The loss of a Nimrod aircraft over Afghanistan in 2006 and the deaths of all 14 men on board were avoidable, Haddon-Cave concludes. The fire that engulfed the airtcraft was “brought about by significant failures” on the part of the Ministry of Defence, BAE Systems and the absurdly-named company QinetiQ.

Haddon-Cave does not flinch from naming the individuals involved — protected, as he is, by parliamentary privilege. He summarised his findings in a lengthy and sombre statement, televised from Gray’s Inn.

The QC declined to take reporters’ question, perhaps not surprisingly — since the first question we would have asked was whether the those companies and individuals he named were liable to compensate the relatives of those who died. This was not a question he could have answered.

But what was so depressing was his conclusion that airworthiness had become a casualty of financial pressures. One could say the same about so many aspects of Britain today.

An autumn note

“For many, the end of this uneasy year cannot come quickly enough”

An ordinary killing

Ian Cobain’s book uses the killing of Millar McAllister to paint a meticulous portrait of the Troubles

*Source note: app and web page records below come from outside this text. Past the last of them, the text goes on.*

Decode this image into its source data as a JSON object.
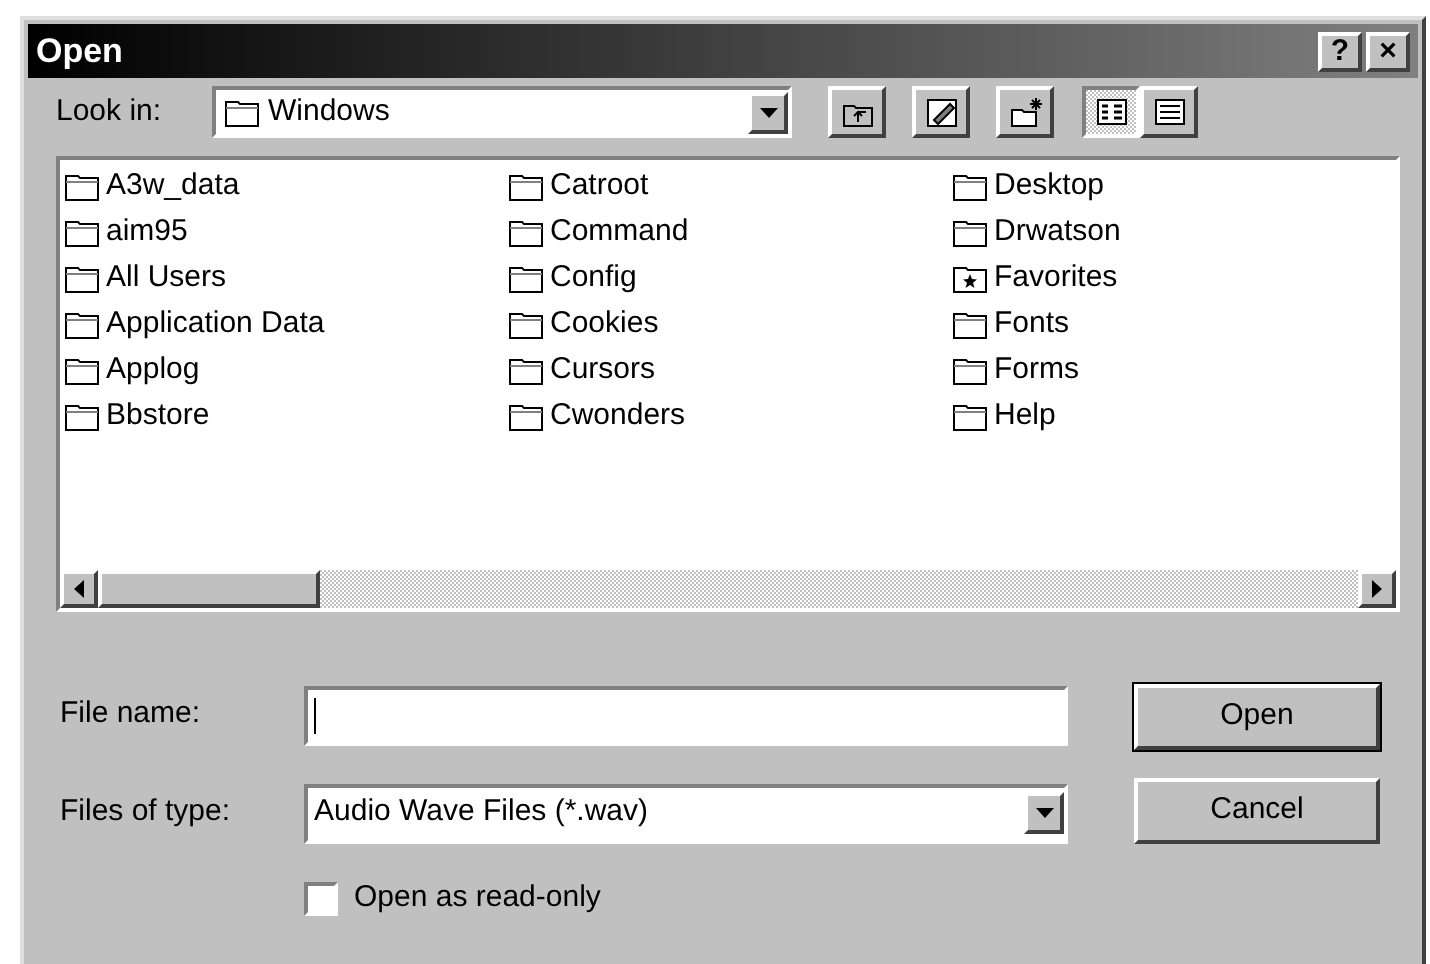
{
  "window": {
    "title": "Open",
    "buttons": [
      "?",
      "×"
    ]
  },
  "look_in": {
    "label": "Look in:",
    "value": "Windows"
  },
  "view_buttons": [
    {
      "selected": true
    },
    {
      "selected": false
    }
  ],
  "files": [
    {
      "name": "A3w_data",
      "kind": "folder"
    },
    {
      "name": "aim95",
      "kind": "folder"
    },
    {
      "name": "All Users",
      "kind": "folder"
    },
    {
      "name": "Application Data",
      "kind": "folder"
    },
    {
      "name": "Applog",
      "kind": "folder"
    },
    {
      "name": "Bbstore",
      "kind": "folder"
    },
    {
      "name": "Catroot",
      "kind": "folder"
    },
    {
      "name": "Command",
      "kind": "folder"
    },
    {
      "name": "Config",
      "kind": "folder"
    },
    {
      "name": "Cookies",
      "kind": "folder"
    },
    {
      "name": "Cursors",
      "kind": "folder"
    },
    {
      "name": "Cwonders",
      "kind": "folder"
    },
    {
      "name": "Desktop",
      "kind": "folder"
    },
    {
      "name": "Drwatson",
      "kind": "folder"
    },
    {
      "name": "Favorites",
      "kind": "favorites"
    },
    {
      "name": "Fonts",
      "kind": "folder"
    },
    {
      "name": "Forms",
      "kind": "folder"
    },
    {
      "name": "Help",
      "kind": "folder"
    }
  ],
  "file_name": {
    "label": "File name:"
  },
  "file_type": {
    "label": "Files of type:",
    "value": "Audio Wave Files (*.wav)"
  },
  "read_only": {
    "label": "Open as read-only",
    "checked": false
  },
  "buttons": [
    "Open",
    "Cancel"
  ]
}
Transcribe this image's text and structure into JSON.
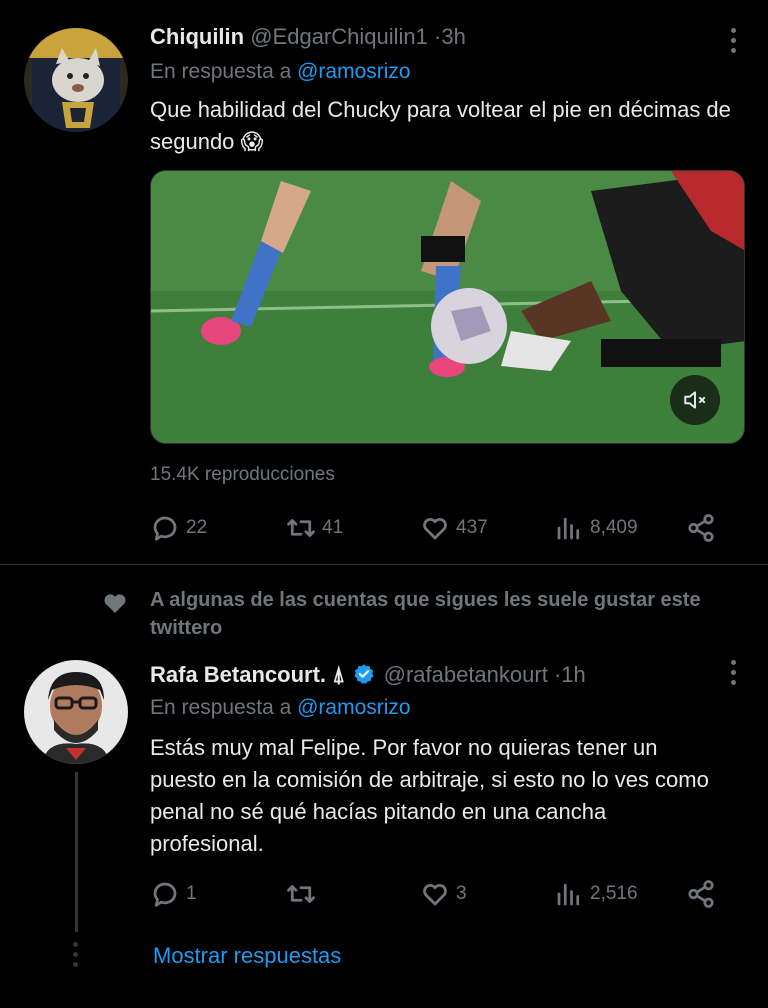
{
  "tweet1": {
    "name": "Chiquilin",
    "handle": "@EdgarChiquilin1",
    "sep": "·",
    "time": "3h",
    "reply_prefix": "En respuesta a",
    "reply_to": "@ramosrizo",
    "text": "Que habilidad del Chucky para voltear el pie en décimas de segundo 😱",
    "views": "15.4K reproducciones",
    "stats": {
      "replies": "22",
      "retweets": "41",
      "likes": "437",
      "views": "8,409"
    }
  },
  "social_context": "A algunas de las cuentas que sigues les suele gustar este twittero",
  "tweet2": {
    "name": "Rafa Betancourt. ⍋",
    "handle": "@rafabetankourt",
    "sep": "·",
    "time": "1h",
    "reply_prefix": "En respuesta a",
    "reply_to": "@ramosrizo",
    "text": "Estás muy mal Felipe. Por favor no quieras tener un puesto en la comisión de arbitraje, si esto no lo ves como penal no sé qué hacías pitando en una cancha profesional.",
    "stats": {
      "replies": "1",
      "retweets": "",
      "likes": "3",
      "views": "2,516"
    }
  },
  "show_replies": "Mostrar respuestas",
  "colors": {
    "accent": "#1d9bf0",
    "muted": "#71767b",
    "background": "#000000",
    "verified": "#1d9bf0"
  }
}
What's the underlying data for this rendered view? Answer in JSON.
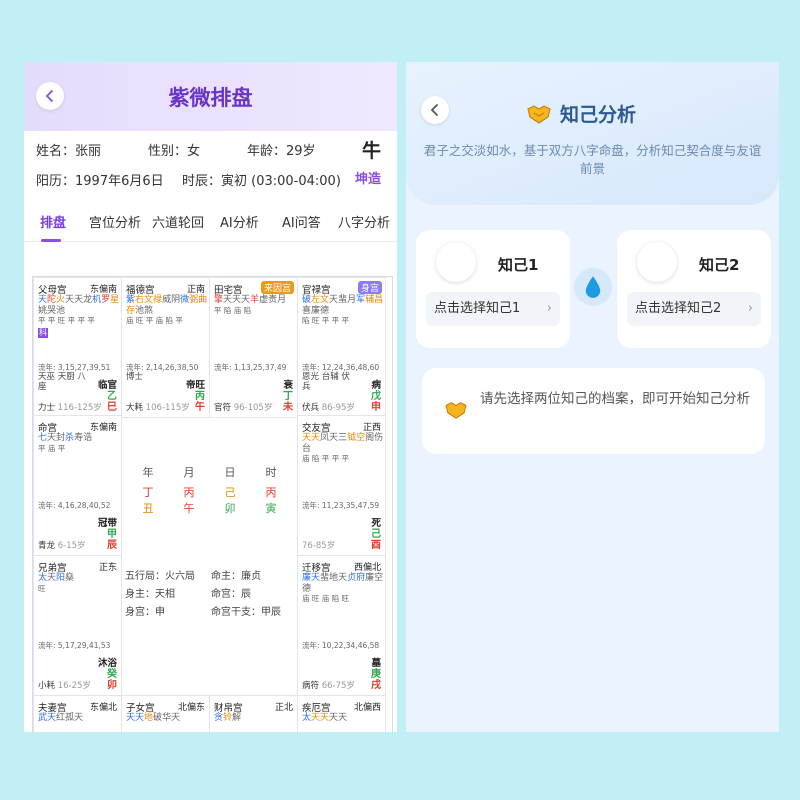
{
  "left": {
    "title": "紫微排盘",
    "info": {
      "name": "姓名：张丽",
      "gender": "性别：女",
      "age": "年龄：29岁",
      "zodiac": "牛",
      "solar": "阳历：1997年6月6日",
      "hour": "时辰：寅初 (03:00-04:00)",
      "switch_label": "坤造"
    },
    "tabs": [
      "排盘",
      "宫位分析",
      "六道轮回",
      "AI分析",
      "AI问答",
      "八字分析"
    ],
    "palaces": [
      {
        "name": "父母宫",
        "dir": "东偏南",
        "stars": [
          [
            "天",
            "s-blue"
          ],
          [
            "陀",
            "s-red"
          ],
          [
            "火",
            "s-org"
          ],
          [
            "天",
            "s-gry"
          ],
          [
            "天",
            "s-gry"
          ],
          [
            "龙",
            "s-gry"
          ],
          [
            "机",
            "s-blue"
          ],
          [
            "罗",
            "s-red"
          ],
          [
            "星",
            "s-org"
          ],
          [
            "姚",
            "s-gry"
          ],
          [
            "哭",
            "s-gry"
          ],
          [
            "池",
            "s-gry"
          ]
        ],
        "bright": "平 平 旺 平 平 平",
        "hua": "科",
        "liu": "流年: 3,15,27,39,51",
        "sub": "天巫 天厨 八座",
        "boss": "力士",
        "age": "116-125岁",
        "state": "临官",
        "gan": "乙",
        "zhi": "巳"
      },
      {
        "name": "福德宫",
        "dir": "正南",
        "stars": [
          [
            "紫",
            "s-blue"
          ],
          [
            "右",
            "s-org"
          ],
          [
            "文",
            "s-org"
          ],
          [
            "禄",
            "s-org"
          ],
          [
            "威",
            "s-gry"
          ],
          [
            "阴",
            "s-gry"
          ],
          [
            "微",
            "s-blue"
          ],
          [
            "弼",
            "s-org"
          ],
          [
            "曲",
            "s-org"
          ],
          [
            "存",
            "s-org"
          ],
          [
            "池",
            "s-gry"
          ],
          [
            "煞",
            "s-gry"
          ]
        ],
        "bright": "庙 旺 平 庙 陷 平",
        "liu": "流年: 2,14,26,38,50",
        "sub": "博士",
        "boss": "大耗",
        "age": "106-115岁",
        "state": "帝旺",
        "gan": "丙",
        "zhi": "午"
      },
      {
        "name": "田宅宫",
        "tag": "来因宫",
        "tagcolor": "#e89a1a",
        "stars": [
          [
            "擎",
            "s-red"
          ],
          [
            "天",
            "s-gry"
          ],
          [
            "天",
            "s-gry"
          ],
          [
            "天",
            "s-gry"
          ],
          [
            "羊",
            "s-red"
          ],
          [
            "虚",
            "s-gry"
          ],
          [
            "贵",
            "s-gry"
          ],
          [
            "月",
            "s-gry"
          ]
        ],
        "bright": "平 陷 庙 陷",
        "liu": "流年: 1,13,25,37,49",
        "sub": "",
        "boss": "官符",
        "age": "96-105岁",
        "state": "衰",
        "gan": "丁",
        "zhi": "未"
      },
      {
        "name": "官禄宫",
        "tag": "身宫",
        "tagcolor": "#8b7df0",
        "stars": [
          [
            "破",
            "s-blue"
          ],
          [
            "左",
            "s-org"
          ],
          [
            "文",
            "s-org"
          ],
          [
            "天",
            "s-gry"
          ],
          [
            "蜚",
            "s-gry"
          ],
          [
            "月",
            "s-gry"
          ],
          [
            "军",
            "s-blue"
          ],
          [
            "辅",
            "s-org"
          ],
          [
            "昌",
            "s-org"
          ],
          [
            "喜",
            "s-gry"
          ],
          [
            "廉",
            "s-gry"
          ],
          [
            "德",
            "s-gry"
          ]
        ],
        "bright": "陷 旺 平 平 平",
        "liu": "流年: 12,24,36,48,60",
        "sub": "恩光 台辅 伏兵",
        "boss": "伏兵",
        "age": "86-95岁",
        "state": "病",
        "gan": "戊",
        "zhi": "申"
      },
      {
        "name": "命宫",
        "dir": "东偏南",
        "stars": [
          [
            "七",
            "s-blue"
          ],
          [
            "天",
            "s-gry"
          ],
          [
            "封",
            "s-gry"
          ],
          [
            "杀",
            "s-blue"
          ],
          [
            "寿",
            "s-gry"
          ],
          [
            "诰",
            "s-gry"
          ]
        ],
        "bright": "平 庙 平",
        "liu": "流年: 4,16,28,40,52",
        "sub": "",
        "boss": "青龙",
        "age": "6-15岁",
        "state": "冠带",
        "gan": "甲",
        "zhi": "辰"
      },
      {
        "name": "交友宫",
        "dir": "正西",
        "stars": [
          [
            "天",
            "s-org"
          ],
          [
            "天",
            "s-org"
          ],
          [
            "凤",
            "s-gry"
          ],
          [
            "天",
            "s-gry"
          ],
          [
            "三",
            "s-gry"
          ],
          [
            "钺",
            "s-org"
          ],
          [
            "空",
            "s-org"
          ],
          [
            "阁",
            "s-gry"
          ],
          [
            "伤",
            "s-gry"
          ],
          [
            "台",
            "s-gry"
          ]
        ],
        "bright": "庙 陷 平 平 平",
        "liu": "流年: 11,23,35,47,59",
        "sub": "",
        "boss": "",
        "age": "76-85岁",
        "state": "死",
        "gan": "己",
        "zhi": "酉"
      },
      {
        "name": "兄弟宫",
        "dir": "正东",
        "stars": [
          [
            "太",
            "s-blue"
          ],
          [
            "天",
            "s-gry"
          ],
          [
            "阳",
            "s-blue"
          ],
          [
            "燊",
            "s-gry"
          ]
        ],
        "bright": "旺",
        "liu": "流年: 5,17,29,41,53",
        "sub": "",
        "boss": "小耗",
        "age": "16-25岁",
        "state": "沐浴",
        "gan": "癸",
        "zhi": "卯"
      },
      {
        "name": "迁移宫",
        "dir": "西偏北",
        "stars": [
          [
            "廉",
            "s-blue"
          ],
          [
            "天",
            "s-blue"
          ],
          [
            "蜚",
            "s-gry"
          ],
          [
            "地",
            "s-gry"
          ],
          [
            "天",
            "s-gry"
          ],
          [
            "贞",
            "s-blue"
          ],
          [
            "府",
            "s-blue"
          ],
          [
            "廉",
            "s-gry"
          ],
          [
            "空",
            "s-gry"
          ],
          [
            "德",
            "s-gry"
          ]
        ],
        "bright": "庙 旺 庙 陷 旺",
        "liu": "流年: 10,22,34,46,58",
        "sub": "",
        "boss": "病符",
        "age": "66-75岁",
        "state": "墓",
        "gan": "庚",
        "zhi": "戌"
      },
      {
        "name": "夫妻宫",
        "dir": "东偏北",
        "stars": [
          [
            "武",
            "s-blue"
          ],
          [
            "天",
            "s-blue"
          ],
          [
            "红",
            "s-gry"
          ],
          [
            "孤",
            "s-gry"
          ],
          [
            "天",
            "s-gry"
          ]
        ],
        "bright": "",
        "liu": "",
        "sub": "",
        "boss": "",
        "age": "",
        "state": "",
        "gan": "",
        "zhi": ""
      },
      {
        "name": "子女宫",
        "dir": "北偏东",
        "stars": [
          [
            "天",
            "s-blue"
          ],
          [
            "天",
            "s-blue"
          ],
          [
            "地",
            "s-org"
          ],
          [
            "破",
            "s-gry"
          ],
          [
            "华",
            "s-gry"
          ],
          [
            "天",
            "s-gry"
          ]
        ],
        "bright": "",
        "liu": "",
        "sub": "",
        "boss": "",
        "age": "",
        "state": "",
        "gan": "",
        "zhi": ""
      },
      {
        "name": "财帛宫",
        "dir": "正北",
        "stars": [
          [
            "贪",
            "s-blue"
          ],
          [
            "铃",
            "s-org"
          ],
          [
            "解",
            "s-gry"
          ]
        ],
        "bright": "",
        "liu": "",
        "sub": "",
        "boss": "",
        "age": "",
        "state": "",
        "gan": "",
        "zhi": ""
      },
      {
        "name": "疾厄宫",
        "dir": "北偏西",
        "stars": [
          [
            "太",
            "s-blue"
          ],
          [
            "天",
            "s-org"
          ],
          [
            "天",
            "s-org"
          ],
          [
            "天",
            "s-gry"
          ],
          [
            "天",
            "s-gry"
          ]
        ],
        "bright": "",
        "liu": "",
        "sub": "",
        "boss": "",
        "age": "",
        "state": "",
        "gan": "",
        "zhi": ""
      }
    ],
    "center": {
      "cols": [
        {
          "h": "年",
          "g": "丁",
          "z": "丑",
          "gc": "#e0402f",
          "zc": "#e68a00"
        },
        {
          "h": "月",
          "g": "丙",
          "z": "午",
          "gc": "#e0402f",
          "zc": "#e0402f"
        },
        {
          "h": "日",
          "g": "己",
          "z": "卯",
          "gc": "#e68a00",
          "zc": "#2fa84f"
        },
        {
          "h": "时",
          "g": "丙",
          "z": "寅",
          "gc": "#e0402f",
          "zc": "#2fa84f"
        }
      ],
      "wuxing": "五行局：火六局",
      "mingzhu": "命主：廉贞",
      "shenzhu": "身主：天相",
      "minggong": "命宫：辰",
      "shengong": "身宫：申",
      "minggan": "命宫干支：甲辰"
    }
  },
  "right": {
    "title": "知己分析",
    "subtitle": "君子之交淡如水，基于双方八字命盘，分析知己契合度与友谊前景",
    "k1_name": "知己1",
    "k1_pick": "点击选择知己1",
    "k2_name": "知己2",
    "k2_pick": "点击选择知己2",
    "tip": "请先选择两位知己的档案，即可开始知己分析"
  }
}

Greater—not wiser

John Mullan elucidates the genius of Charles Dickens